The acting chair of parliament's standing committee on the AG, Nthabiseng Khunou, warned that the threats to Makwetu and his staff could get worse with the new law "because they now know that the AG can actually take steps when you do wrong".
Khunou was referring to "some government officials" who had become "emboldened when political principals started challenging findings of the AG".
"We're really concerned about what's happening," said Khunou. "If we don't protect the AG it means there'll be no accountability and people will do as they please."
Makwetu has flagged rising irregular government spending of up to R79bn.
Government and parliamentary insiders say Makwetu has been allocated permanent protectors following a security risk assessment conducted by the police.
This is the first time that the head of the office that monitors the government's spending of its R1-trillion-plus budget has been given a permanent bodyguard.
This is the first time that the head of the office that monitors the government's spending has been given a permanent bodyguard
Makwetu's new powers will enable him to refer cases of unjustified and irregular spending to police and prosecutors. It will have dire implications for errant heads of government departments, CEOs of state-owned companies and their board members.
Makwetu's office would not discuss the protection arrangements but expressed concern over intimidation and the "vandalisation" of property belonging to its staff.
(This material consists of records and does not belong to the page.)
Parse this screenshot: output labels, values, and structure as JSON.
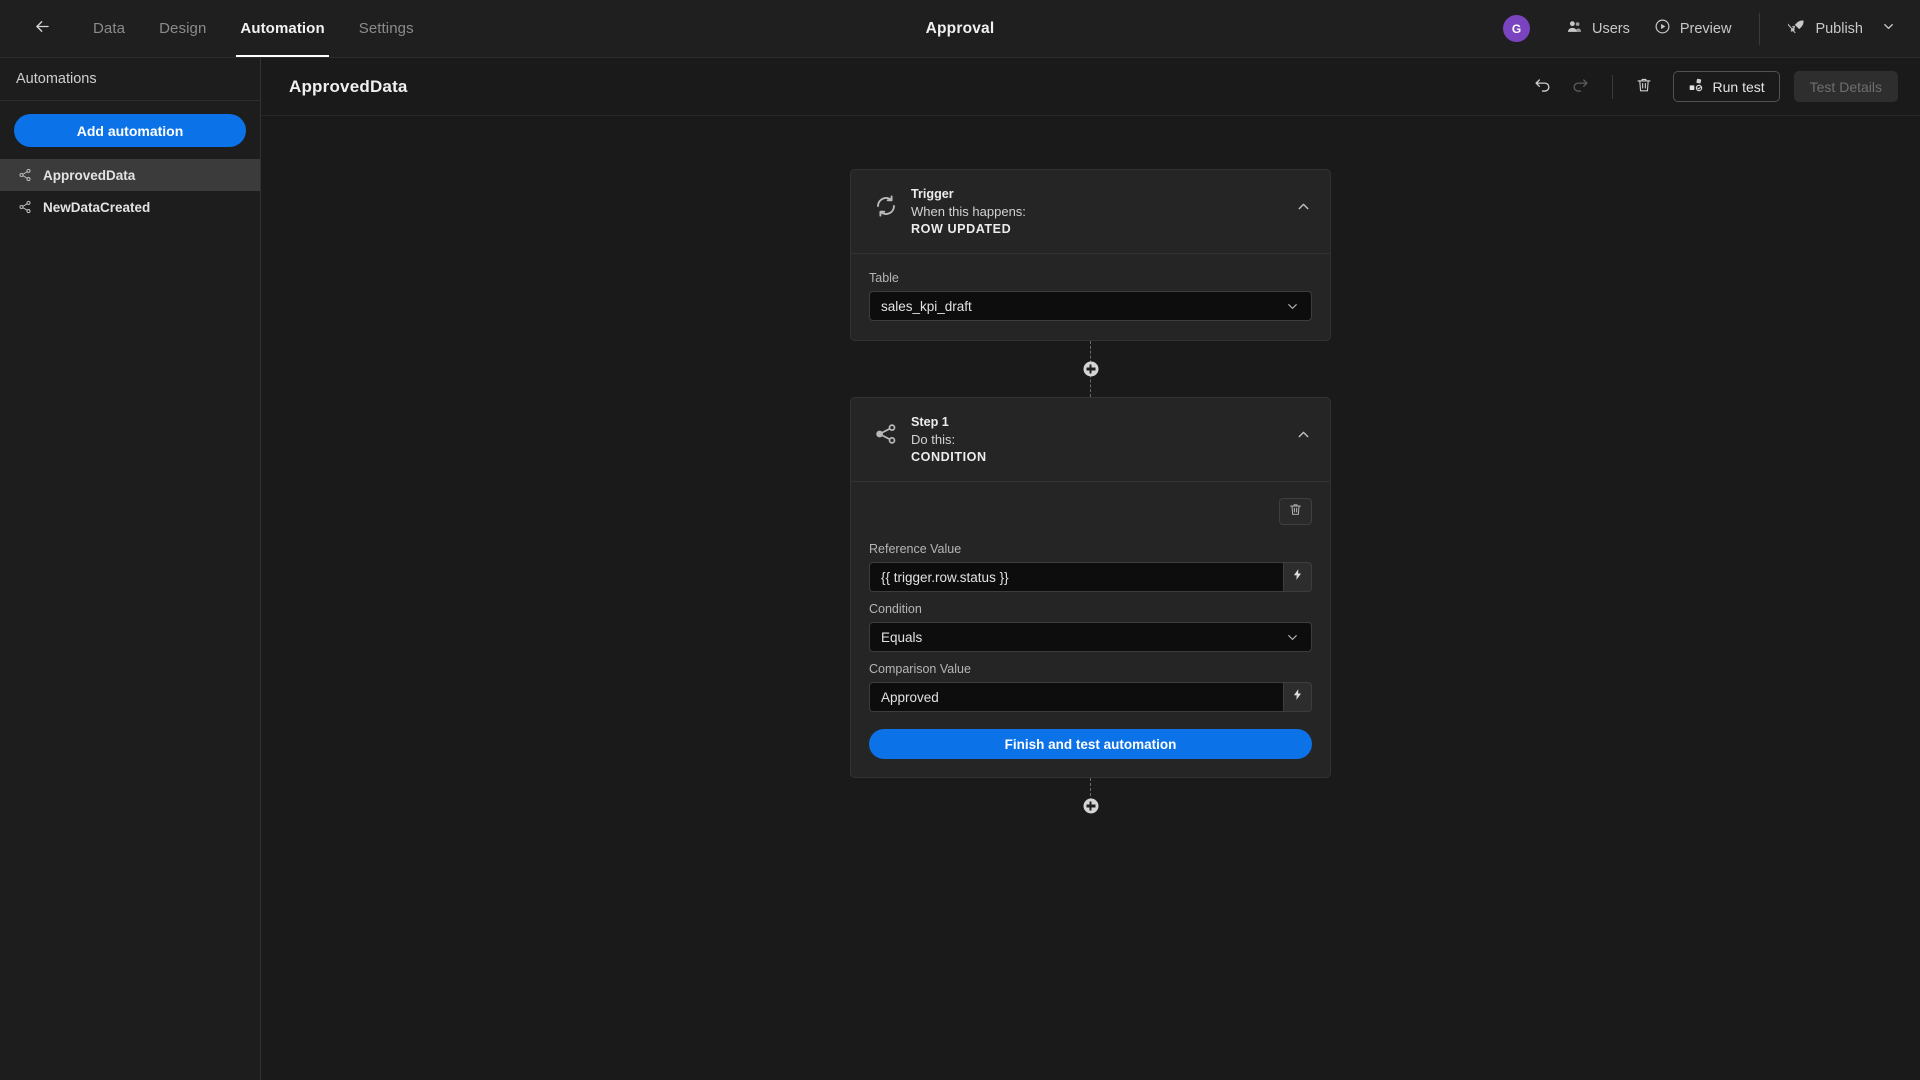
{
  "topbar": {
    "back_icon": "arrow-left-icon",
    "tabs": [
      {
        "label": "Data",
        "active": false
      },
      {
        "label": "Design",
        "active": false
      },
      {
        "label": "Automation",
        "active": true
      },
      {
        "label": "Settings",
        "active": false
      }
    ],
    "app_title": "Approval",
    "avatar_initial": "G",
    "users_label": "Users",
    "users_icon": "users-icon",
    "preview_label": "Preview",
    "preview_icon": "play-circle-icon",
    "publish_label": "Publish",
    "publish_icon": "rocket-icon",
    "publish_chevron_icon": "chevron-down-icon",
    "accent_blue": "#0b72e7",
    "avatar_color": "#7a43c0"
  },
  "sidebar": {
    "heading": "Automations",
    "add_button_label": "Add automation",
    "items": [
      {
        "label": "ApprovedData",
        "icon": "share-nodes-icon",
        "selected": true
      },
      {
        "label": "NewDataCreated",
        "icon": "share-nodes-icon",
        "selected": false
      }
    ]
  },
  "main_header": {
    "title": "ApprovedData",
    "undo_icon": "undo-arrow-icon",
    "redo_icon": "redo-arrow-icon",
    "delete_icon": "trash-icon",
    "run_test_label": "Run test",
    "run_test_icon": "test-blocks-icon",
    "test_details_label": "Test Details",
    "test_details_disabled": true
  },
  "flow": {
    "trigger": {
      "icon": "refresh-cycle-icon",
      "kicker": "Trigger",
      "subtitle": "When this happens:",
      "type": "ROW UPDATED",
      "collapse_icon": "chevron-up-icon",
      "fields": [
        {
          "label": "Table",
          "kind": "select",
          "value": "sales_kpi_draft",
          "chevron_icon": "chevron-down-icon"
        }
      ]
    },
    "step1": {
      "icon": "share-nodes-icon",
      "kicker": "Step 1",
      "subtitle": "Do this:",
      "type": "CONDITION",
      "collapse_icon": "chevron-up-icon",
      "delete_step_icon": "trash-icon",
      "fields": [
        {
          "label": "Reference Value",
          "kind": "input",
          "value": "{{ trigger.row.status }}",
          "action_icon": "lightning-bolt-icon"
        },
        {
          "label": "Condition",
          "kind": "select",
          "value": "Equals",
          "chevron_icon": "chevron-down-icon"
        },
        {
          "label": "Comparison Value",
          "kind": "input",
          "value": "Approved",
          "action_icon": "lightning-bolt-icon"
        }
      ],
      "finish_button_label": "Finish and test automation"
    },
    "add_node_icon": "plus-circle-icon"
  }
}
"We remain concerned about the number of incidents where our audit teams are threatened and intimidated in the course of discharging our constitutional mandate," said AG spokesperson Afrika Boso.
"These incidents take various forms, from subtle intimidation to more direct threats to harm the staff member and/or their family. There have also been incidents of intimidation during the audit process, as well as vandalisation of our staff's property.
"The safety of our staff comes first and as such, where we feel their lives are being threatened, we work closely with authorities at the entities we audit, as well as law enforcement agencies."
Police spokesperson Vish Naidoo said "the matter of security around any individual is a very sensitive subject and cannot be discussed in the public domain".
At a meeting with the parliamentary committee last month, Makwetu detailed how he and his staff had been terrorised by those not happy with audit outcomes.
Makwetu told MPs that acts of intimidation against his staff started in 2016 in the Free State, including attempts to bribe his auditors.
In May, an audit of the books of eThekwini was halted after death threats were made to the staff of the AG, and a female auditor was shot and wounded while sleeping at a guesthouse in Emfuleni. She had been busy with an audit of the Emfuleni municipality in the Vaal region of Gauteng.